          Essentially, it boils down to this:

          1) Tell them you want to do the “kouza ate soukin” (I just say I want to send money to a bank abroad, “gaikoku no ginko ni okuritai”, and they give me the form). Tell them it’s for America.

          2) They’ll ask you how much you want to send. Tell them in Yen(e.g. Y100,000). They’ll tell you the fee is Y2,000(to the US) and ask if you want to include the fee in the payment(so you’d really be sending Y98,000) or pay separately (so you’d hand over Y102,000). You can ask them what the current rate is and they’ll print it out for you as well.

          3) Fill in the form. It’s in English so no worries.
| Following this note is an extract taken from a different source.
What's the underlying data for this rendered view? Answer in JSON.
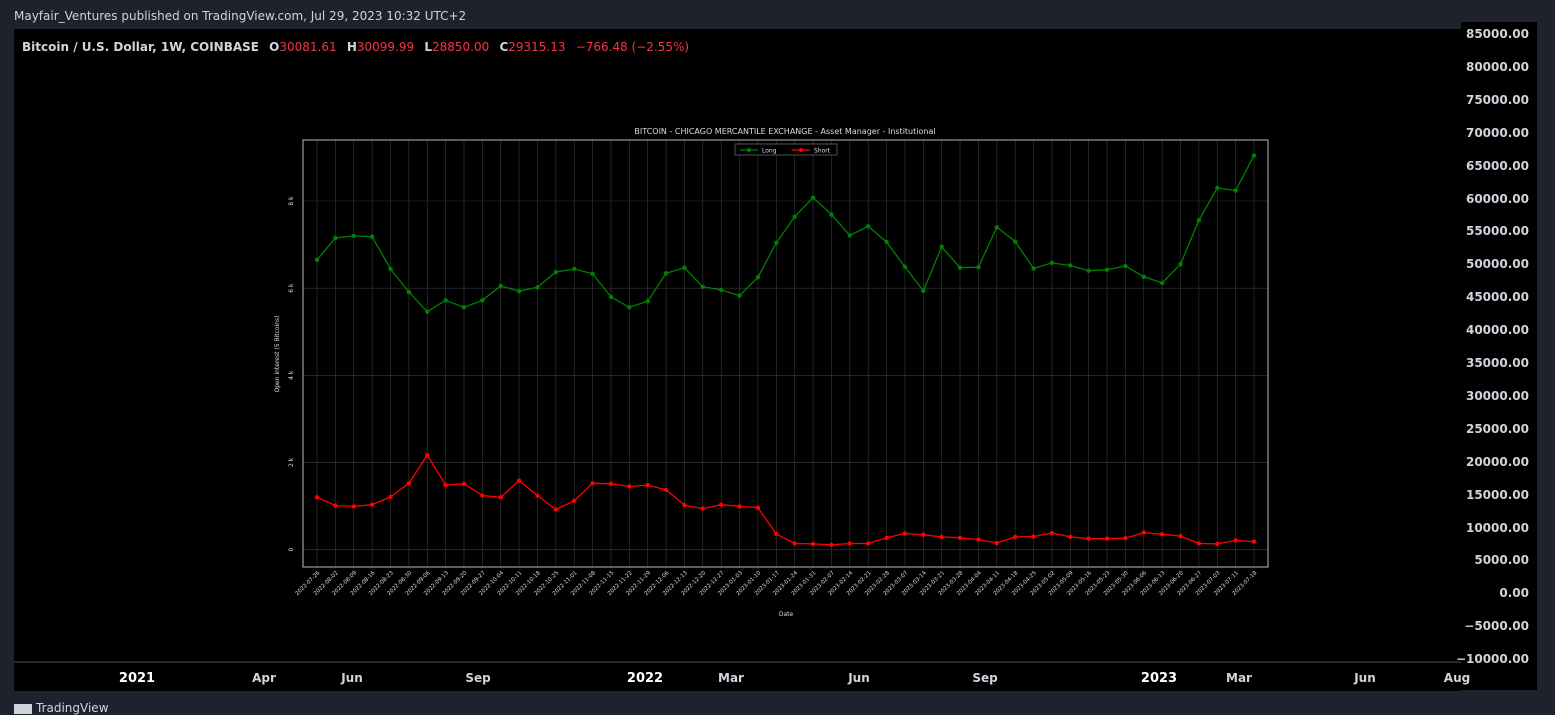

Just make sure you have your bank account’s SWIFT code and/or IBAN(one of them is your bank’s international code, the other is your bank account’s international code). I got my IBAN by logging in to my bank account online and I googled my bank’s SWIFT code.

          a) Make sure your sender name/address match your resident card or you’ll have to re-do the form(not fun!). You’ll have to write your full name and address near the bottom right corner.

          b) The part that is tricky is the reason for payment. If you write something in there they don’t understand then expect a phone call a few days later and a bit of a delay with your payment.

          Through trial and error, I’ve found the reason that never gets me a phone call is “card loan (holiday)”, written as “カードローン(りょこう)”. I’ve never had a call about that even though I write it almost every month(I guess they think I’m a jet-setter!). I have on occasion changed ‘holiday’ to something else, such as ‘refrigerator’, and had no problems. Most recently I wrote ‘furniture’ (in katakana) which got me a call asking what furniture meant. I told the lady it’s stuff like tables and cabinets and she understood and wrote the Japanese for furniture. I’ll just stick to holidays from now on!

          c) They will print a sheet out showing the amount you want to send in yen, followed by the amount in dollars that will be sent. They may show you a form that mentions your bank could charge you for receiving the money.

          d) Now, one cool thing they can do(for free) is to take your completed payment form and post you a pack of printed versions(max. 10). You simply take a printed form with you next time and only have to hand-write your name/address and the reason for the payment. Everything else is printed on the form already which makes subsequent trips much quicker!

          Sorry it’s so wordy but I hope this helps 🙂


          I haven’t used the ATM to make any payments yet. As others have commented, it’s not available in the English section but I guess that’s to save hassle(staff would need to speak English to help out if you have a problem)

  • AJ says:

    Post office



Understanding Your TEPCO Electricity Bill

Nobody likes paying your electric bill but with this handy guide at least you will know what you are paying.

By 3 min read 3


A Caring Heart In Tokushima

HEART is a registered NPO no-kill animal shelter based in Tokushima that offers accommodation in return for volunteering.

By 3 min read 4